How to complete this task: Below are some records; each one is to be set down again exactly.

Stored data:
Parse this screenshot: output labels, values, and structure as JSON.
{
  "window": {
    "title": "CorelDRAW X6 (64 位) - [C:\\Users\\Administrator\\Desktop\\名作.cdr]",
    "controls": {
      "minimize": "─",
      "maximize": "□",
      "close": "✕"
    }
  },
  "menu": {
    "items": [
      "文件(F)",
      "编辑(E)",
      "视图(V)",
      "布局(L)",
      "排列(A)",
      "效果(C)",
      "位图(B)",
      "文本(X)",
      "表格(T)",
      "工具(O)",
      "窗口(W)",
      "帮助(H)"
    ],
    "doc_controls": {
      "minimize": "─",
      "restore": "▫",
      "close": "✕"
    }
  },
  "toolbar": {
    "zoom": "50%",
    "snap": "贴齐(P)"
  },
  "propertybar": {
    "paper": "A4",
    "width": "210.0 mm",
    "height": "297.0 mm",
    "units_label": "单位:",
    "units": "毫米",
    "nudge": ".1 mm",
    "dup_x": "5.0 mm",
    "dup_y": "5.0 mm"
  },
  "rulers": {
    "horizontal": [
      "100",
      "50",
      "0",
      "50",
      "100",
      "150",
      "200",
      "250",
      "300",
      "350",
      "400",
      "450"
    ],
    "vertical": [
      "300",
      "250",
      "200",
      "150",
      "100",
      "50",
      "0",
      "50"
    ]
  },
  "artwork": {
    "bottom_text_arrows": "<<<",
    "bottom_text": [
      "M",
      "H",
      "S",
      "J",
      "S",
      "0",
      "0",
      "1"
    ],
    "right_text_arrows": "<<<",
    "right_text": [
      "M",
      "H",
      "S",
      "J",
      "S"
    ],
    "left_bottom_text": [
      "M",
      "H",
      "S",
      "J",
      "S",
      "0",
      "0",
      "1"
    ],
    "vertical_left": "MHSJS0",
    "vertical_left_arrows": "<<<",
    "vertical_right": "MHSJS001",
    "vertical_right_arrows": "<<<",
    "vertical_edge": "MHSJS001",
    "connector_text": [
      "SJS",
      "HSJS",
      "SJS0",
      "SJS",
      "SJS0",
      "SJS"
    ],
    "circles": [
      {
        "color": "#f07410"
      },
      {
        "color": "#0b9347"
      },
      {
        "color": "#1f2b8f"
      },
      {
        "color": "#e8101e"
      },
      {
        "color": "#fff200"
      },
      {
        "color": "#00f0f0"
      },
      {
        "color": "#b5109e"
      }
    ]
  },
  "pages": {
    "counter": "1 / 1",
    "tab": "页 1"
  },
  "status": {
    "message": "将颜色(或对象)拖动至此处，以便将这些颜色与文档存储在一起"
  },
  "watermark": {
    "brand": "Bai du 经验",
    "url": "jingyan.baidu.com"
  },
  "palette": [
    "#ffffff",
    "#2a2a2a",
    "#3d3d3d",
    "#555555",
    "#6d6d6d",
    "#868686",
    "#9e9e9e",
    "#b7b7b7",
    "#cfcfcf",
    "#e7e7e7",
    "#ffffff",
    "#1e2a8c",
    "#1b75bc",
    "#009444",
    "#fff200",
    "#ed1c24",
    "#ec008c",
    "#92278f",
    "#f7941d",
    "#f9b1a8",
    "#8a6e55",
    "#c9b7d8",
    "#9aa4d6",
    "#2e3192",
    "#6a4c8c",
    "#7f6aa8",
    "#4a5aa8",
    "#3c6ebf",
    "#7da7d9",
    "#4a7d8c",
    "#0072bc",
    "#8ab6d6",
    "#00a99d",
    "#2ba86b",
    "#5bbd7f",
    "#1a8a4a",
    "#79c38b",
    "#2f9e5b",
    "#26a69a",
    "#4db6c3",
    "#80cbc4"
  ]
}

Solution:
Parse this screenshot: output labels, values, and structure as JSON.
{
  "window": {
    "title": "CorelDRAW X6 (64 位) - [C:\\Users\\Administrator\\Desktop\\名作.cdr]",
    "controls": {
      "minimize": "─",
      "maximize": "□",
      "close": "✕"
    }
  },
  "menu": {
    "items": [
      "文件(F)",
      "编辑(E)",
      "视图(V)",
      "布局(L)",
      "排列(A)",
      "效果(C)",
      "位图(B)",
      "文本(X)",
      "表格(T)",
      "工具(O)",
      "窗口(W)",
      "帮助(H)"
    ],
    "doc_controls": {
      "minimize": "─",
      "restore": "▫",
      "close": "✕"
    }
  },
  "toolbar": {
    "zoom": "50%",
    "snap": "贴齐(P)"
  },
  "propertybar": {
    "paper": "A4",
    "width": "210.0 mm",
    "height": "297.0 mm",
    "units_label": "单位:",
    "units": "毫米",
    "nudge": ".1 mm",
    "dup_x": "5.0 mm",
    "dup_y": "5.0 mm"
  },
  "rulers": {
    "horizontal": [
      "100",
      "50",
      "0",
      "50",
      "100",
      "150",
      "200",
      "250",
      "300",
      "350",
      "400",
      "450"
    ],
    "vertical": [
      "300",
      "250",
      "200",
      "150",
      "100",
      "50",
      "0",
      "50"
    ]
  },
  "artwork": {
    "bottom_text_arrows": "<<<",
    "bottom_text": [
      "M",
      "H",
      "S",
      "J",
      "S",
      "0",
      "0",
      "1"
    ],
    "right_text_arrows": "<<<",
    "right_text": [
      "M",
      "H",
      "S",
      "J",
      "S"
    ],
    "left_bottom_text": [
      "M",
      "H",
      "S",
      "J",
      "S",
      "0",
      "0",
      "1"
    ],
    "vertical_left": "MHSJS0",
    "vertical_left_arrows": "<<<",
    "vertical_right": "MHSJS001",
    "vertical_right_arrows": "<<<",
    "vertical_edge": "MHSJS001",
    "connector_text": [
      "SJS",
      "HSJS",
      "SJS0",
      "SJS",
      "SJS0",
      "SJS"
    ],
    "circles": [
      {
        "color": "#f07410"
      },
      {
        "color": "#0b9347"
      },
      {
        "color": "#1f2b8f"
      },
      {
        "color": "#e8101e"
      },
      {
        "color": "#fff200"
      },
      {
        "color": "#00f0f0"
      },
      {
        "color": "#b5109e"
      }
    ]
  },
  "pages": {
    "counter": "1 / 1",
    "tab": "页 1"
  },
  "status": {
    "message": "将颜色(或对象)拖动至此处，以便将这些颜色与文档存储在一起"
  },
  "watermark": {
    "brand": "Bai du 经验",
    "url": "jingyan.baidu.com"
  },
  "palette": [
    "#ffffff",
    "#2a2a2a",
    "#3d3d3d",
    "#555555",
    "#6d6d6d",
    "#868686",
    "#9e9e9e",
    "#b7b7b7",
    "#cfcfcf",
    "#e7e7e7",
    "#ffffff",
    "#1e2a8c",
    "#1b75bc",
    "#009444",
    "#fff200",
    "#ed1c24",
    "#ec008c",
    "#92278f",
    "#f7941d",
    "#f9b1a8",
    "#8a6e55",
    "#c9b7d8",
    "#9aa4d6",
    "#2e3192",
    "#6a4c8c",
    "#7f6aa8",
    "#4a5aa8",
    "#3c6ebf",
    "#7da7d9",
    "#4a7d8c",
    "#0072bc",
    "#8ab6d6",
    "#00a99d",
    "#2ba86b",
    "#5bbd7f",
    "#1a8a4a",
    "#79c38b",
    "#2f9e5b",
    "#26a69a",
    "#4db6c3",
    "#80cbc4"
  ]
}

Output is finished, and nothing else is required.